Answer 1: The partially submerged pencil looks different from different views. From the top, the pencil appears straight and normal albeit with one half of it submerged in water. From the side, the story is different. First, the part of the pencil submerged in water appears to be thicker than the part of the pencil in the air. Second, there is an apparent discontinuity in the pencil at the air-water boundary. The part of the pencil underwater and the part of the pencil in the air do not meet at this boundary. When you look at the pencil diagonally downwards from the side, the pencil is continuous but it appears bent at the air-water boundary. Moreover, I can simultaneously see two pencils – one through the top of the water and the thicker disjoint pencil bottom through the sides of the glass.
For the CD exercise, I used a strong white LED flash from a cell phone as the light source. What I saw was patterns of color in the surface of the CD with the color patterns matching those of a rainbow. The patterns formed some kind of a bow emanating from the center of the disc away from the LED flash light. The patterns also moved around as I changed the orientation between me, the disc and the LED lamp.
One modification I tried was to use another light source – a computer screen. I made a large black picture in MS Paint and added a tiny white square in the middle approximately 1.5cm in the side. When viewed at full screen, the small white acts like a small lamp. The same patterns also appeared but what is different was that the colors are not continuous. Instead of a continuous blend of colors from red to violet, I only saw discrete colors. In fact, I can identify five distinct squares of color in the surface of the disc. These colors are red, orange, yellow-green, blue green and violet.
Answer 2: I think that this experiment is related to the colors of the sky. Red and Blue are the two colors of the sky depending on the time of day with the sky being blue most of the time and appearing crimson during dusk and dawn. Although in this experiment, it is the angle of the view of the light source which is varied, I am taking a stab to say that it is not the angle of the light source which is causing the shift but rather it is the thickness of the milky water which contributes to the color. Viewing the light from the sides means that the light passes through less milky water as compared to viewing it from the top. This can be analogous to the sky. When it is noon, the sun’s rays are passing through a thinner amount of atmosphere. This is also the time when the sky is blue.

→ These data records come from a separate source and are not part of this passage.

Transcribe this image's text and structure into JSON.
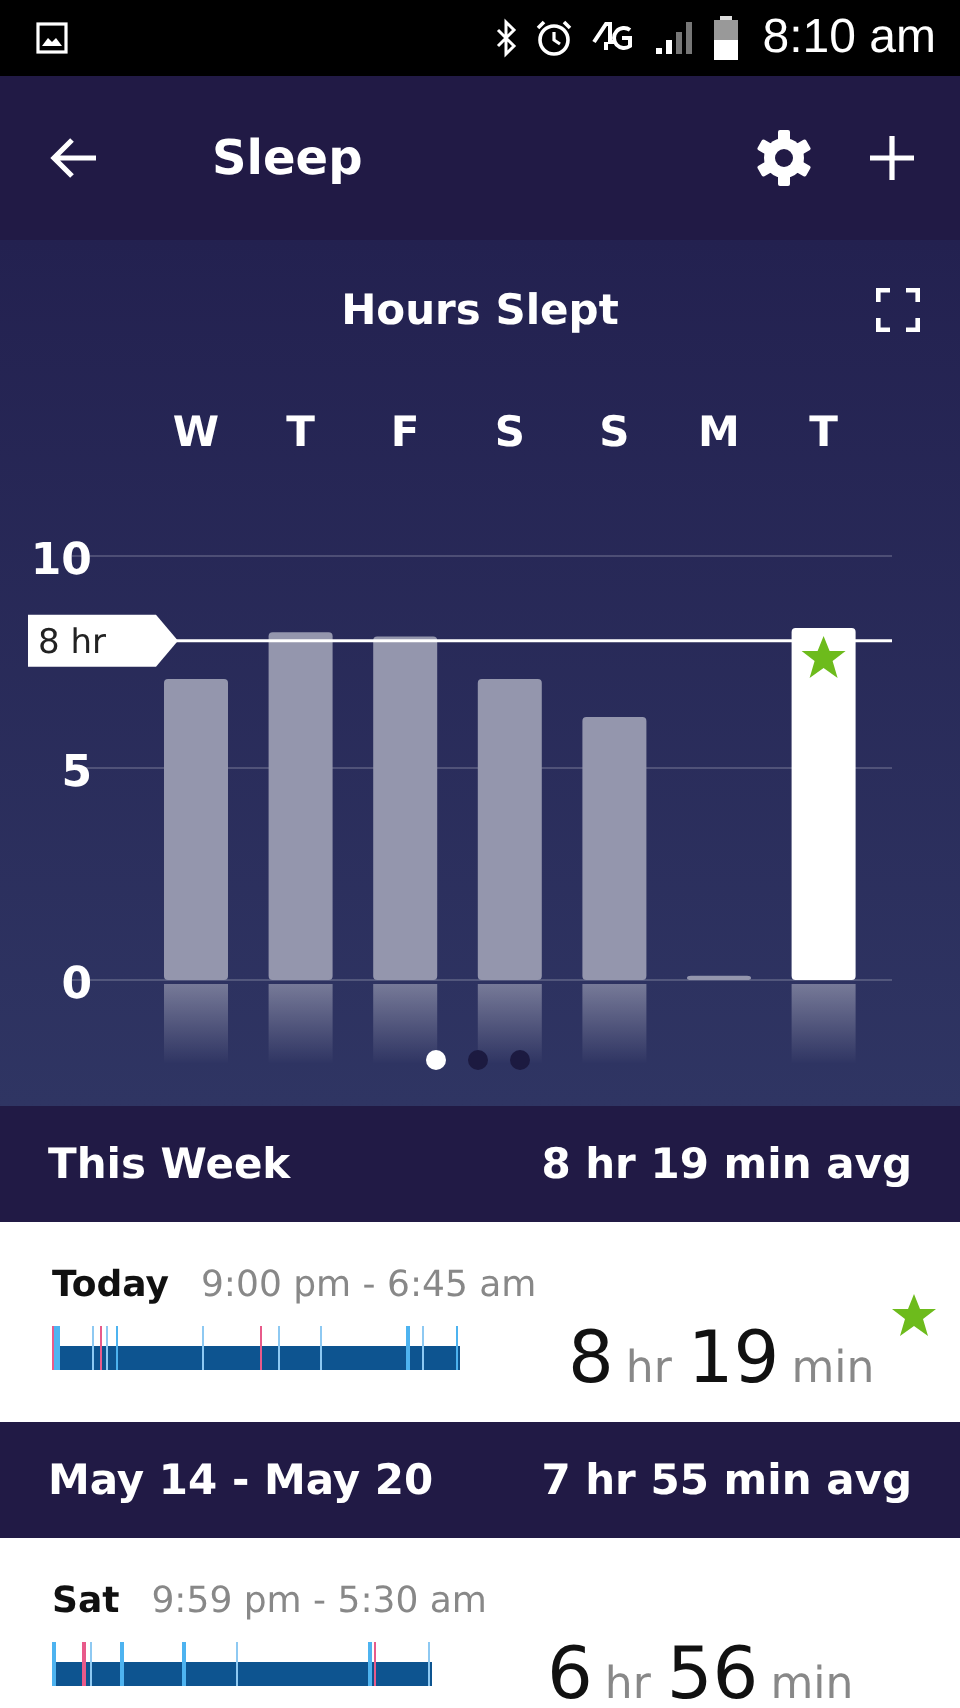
{
  "status_bar": {
    "time": "8:10 am"
  },
  "app_bar": {
    "title": "Sleep"
  },
  "chart_panel": {
    "chart_data": {
      "type": "bar",
      "title": "Hours Slept",
      "categories": [
        "W",
        "T",
        "F",
        "S",
        "S",
        "M",
        "T"
      ],
      "values": [
        7.1,
        8.2,
        8.1,
        7.1,
        6.2,
        0.1,
        8.3
      ],
      "ylim": [
        0,
        10
      ],
      "yticks": [
        0,
        5,
        10
      ],
      "ref_lines": [
        {
          "axis": "y",
          "value": 8,
          "label": "8 hr"
        }
      ]
    },
    "bars": [
      {
        "highlighted": false,
        "star": false
      },
      {
        "highlighted": false,
        "star": false
      },
      {
        "highlighted": false,
        "star": false
      },
      {
        "highlighted": false,
        "star": false
      },
      {
        "highlighted": false,
        "star": false
      },
      {
        "highlighted": false,
        "star": false
      },
      {
        "highlighted": true,
        "star": true
      }
    ],
    "pager": [
      {
        "selected": true
      },
      {
        "selected": false
      },
      {
        "selected": false
      }
    ]
  },
  "sections": [
    {
      "title": "This Week",
      "average": "8 hr 19 min avg",
      "entries": [
        {
          "day": "Today",
          "time_range": "9:00 pm - 6:45 am",
          "hours": "8",
          "hours_unit": "hr",
          "minutes": "19",
          "minutes_unit": "min",
          "goal_met": true
        }
      ]
    },
    {
      "title": "May 14 - May 20",
      "average": "7 hr 55 min avg",
      "entries": [
        {
          "day": "Sat",
          "time_range": "9:59 pm - 5:30 am",
          "hours": "6",
          "hours_unit": "hr",
          "minutes": "56",
          "minutes_unit": "min",
          "goal_met": false
        }
      ]
    }
  ]
}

When the sun is near the horizon, it passes through a thicker layer of atmosphere because it is coming from the side. This is also the time that the sky appears ruddy.
Answer 3: I think that the performance of the CD experiment in this case was very thorough as the experimenter took note of exactly how the spectrum moved as the disc is moved. The attention to detail also reaches the careful note taking on the order of colors. The same can be said for the pencil experiment as the experimenter also took great care in creating an ordered exploration of the views of the pencil. The rotation of the glass was just great as it allowed the experimenter to not only see the pencil from all angles but to also see any trends which may develop as the glass is rotated.

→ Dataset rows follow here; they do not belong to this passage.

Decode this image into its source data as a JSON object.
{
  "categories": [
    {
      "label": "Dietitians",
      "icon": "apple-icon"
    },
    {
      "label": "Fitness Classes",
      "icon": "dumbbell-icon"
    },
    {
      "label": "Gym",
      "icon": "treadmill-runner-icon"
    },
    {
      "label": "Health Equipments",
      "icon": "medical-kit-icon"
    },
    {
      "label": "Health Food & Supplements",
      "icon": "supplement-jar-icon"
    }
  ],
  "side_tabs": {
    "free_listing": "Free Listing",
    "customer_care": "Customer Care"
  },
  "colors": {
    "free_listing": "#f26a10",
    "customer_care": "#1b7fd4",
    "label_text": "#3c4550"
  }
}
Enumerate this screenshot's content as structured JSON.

Hewitt, P (2005). Conceptual Physics 10th Edition. New York: Addison Wesley.